__What to produce__: The lines wanted are those in the data below that include "Between".
───── Given data ─────
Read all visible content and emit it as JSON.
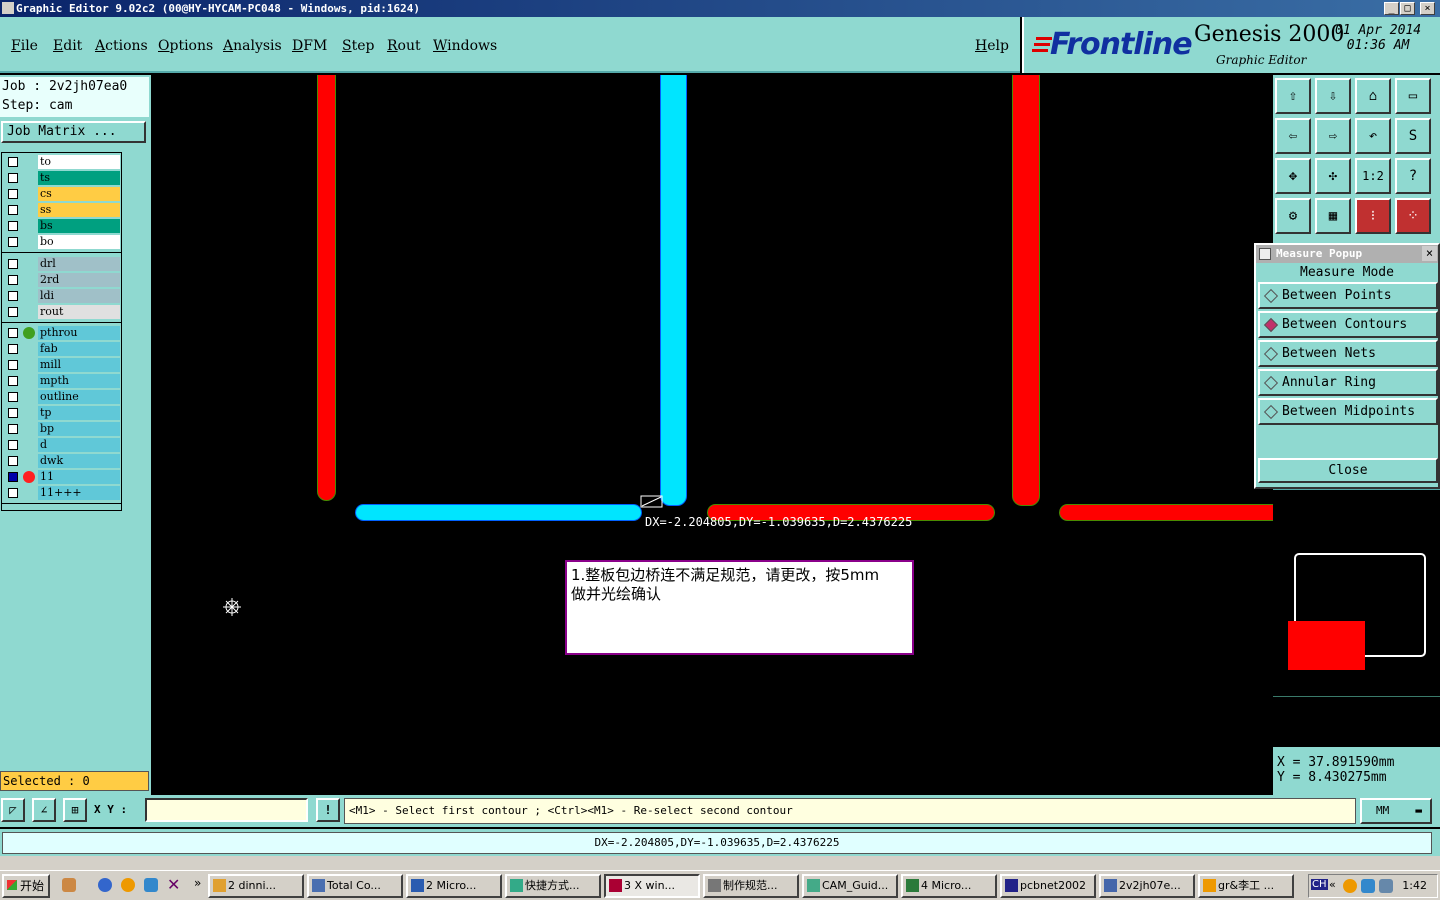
{
  "window": {
    "title": "Graphic Editor 9.02c2 (00@HY-HYCAM-PC048 - Windows, pid:1624)"
  },
  "menu": [
    "File",
    "Edit",
    "Actions",
    "Options",
    "Analysis",
    "DFM",
    "Step",
    "Rout",
    "Windows"
  ],
  "help_label": "Help",
  "brand": {
    "logo": "Frontline",
    "product": "Genesis 2000",
    "subtitle": "Graphic Editor",
    "date": "01 Apr 2014",
    "time": "01:36 AM"
  },
  "job": {
    "job_line": "Job : 2v2jh07ea0",
    "step_line": "Step: cam",
    "matrix_button": "Job Matrix ..."
  },
  "layers": {
    "group1": [
      {
        "name": "to",
        "color": "#ffffff"
      },
      {
        "name": "ts",
        "color": "#00a080"
      },
      {
        "name": "cs",
        "color": "#ffcc44"
      },
      {
        "name": "ss",
        "color": "#ffcc44"
      },
      {
        "name": "bs",
        "color": "#00a080"
      },
      {
        "name": "bo",
        "color": "#ffffff"
      }
    ],
    "group2": [
      {
        "name": "drl",
        "color": "#a0c0c8"
      },
      {
        "name": "2rd",
        "color": "#a0c0c8"
      },
      {
        "name": "ldi",
        "color": "#a0c0c8"
      },
      {
        "name": "rout",
        "color": "#e0e0e0"
      }
    ],
    "group3": [
      {
        "name": "pthrou",
        "color": "#60c8d8"
      },
      {
        "name": "fab",
        "color": "#60c8d8"
      },
      {
        "name": "mill",
        "color": "#60c8d8"
      },
      {
        "name": "mpth",
        "color": "#60c8d8"
      },
      {
        "name": "outline",
        "color": "#60c8d8"
      },
      {
        "name": "tp",
        "color": "#60c8d8"
      },
      {
        "name": "bp",
        "color": "#60c8d8"
      },
      {
        "name": "d",
        "color": "#60c8d8"
      },
      {
        "name": "dwk",
        "color": "#60c8d8"
      },
      {
        "name": "11",
        "color": "#60c8d8"
      },
      {
        "name": "11+++",
        "color": "#60c8d8"
      }
    ]
  },
  "selected_label": "Selected : 0",
  "measurement_text": "DX=-2.204805,DY=-1.039635,D=2.4376225",
  "note": {
    "line1": "1.整板包边桥连不满足规范，请更改，按5mm",
    "line2": "做并光绘确认"
  },
  "popup": {
    "title": "Measure Popup",
    "mode_label": "Measure Mode",
    "options": [
      "Between Points",
      "Between Contours",
      "Between Nets",
      "Annular Ring",
      "Between Midpoints"
    ],
    "selected_option": "Between Contours",
    "close_label": "Close"
  },
  "coords": {
    "x": "X  =  37.891590mm",
    "y": "Y  =  8.430275mm"
  },
  "command": {
    "xy_label": "X Y :",
    "prompt": "<M1> - Select first contour ; <Ctrl><M1> - Re-select second contour",
    "units": "MM",
    "status": "DX=-2.204805,DY=-1.039635,D=2.4376225"
  },
  "taskbar": {
    "start": "开始",
    "tasks": [
      "2 dinni...",
      "Total Co...",
      "2 Micro...",
      "快捷方式...",
      "3 X win...",
      "制作规范...",
      "CAM_Guid...",
      "4 Micro...",
      "pcbnet2002",
      "2v2jh07e...",
      "gr&李工 ..."
    ],
    "clock": "1:42",
    "tray_label": "CH"
  },
  "colors": {
    "panel": "#8fd9d0",
    "canvas": "#000000",
    "trace_red": "#ff0000",
    "trace_cyan": "#00e5ff"
  }
}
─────
__Written answer__:
      "Between Points",
      "Between Contours",
      "Between Nets",
      "Between Midpoints"
    "selected_option": "Between Contours",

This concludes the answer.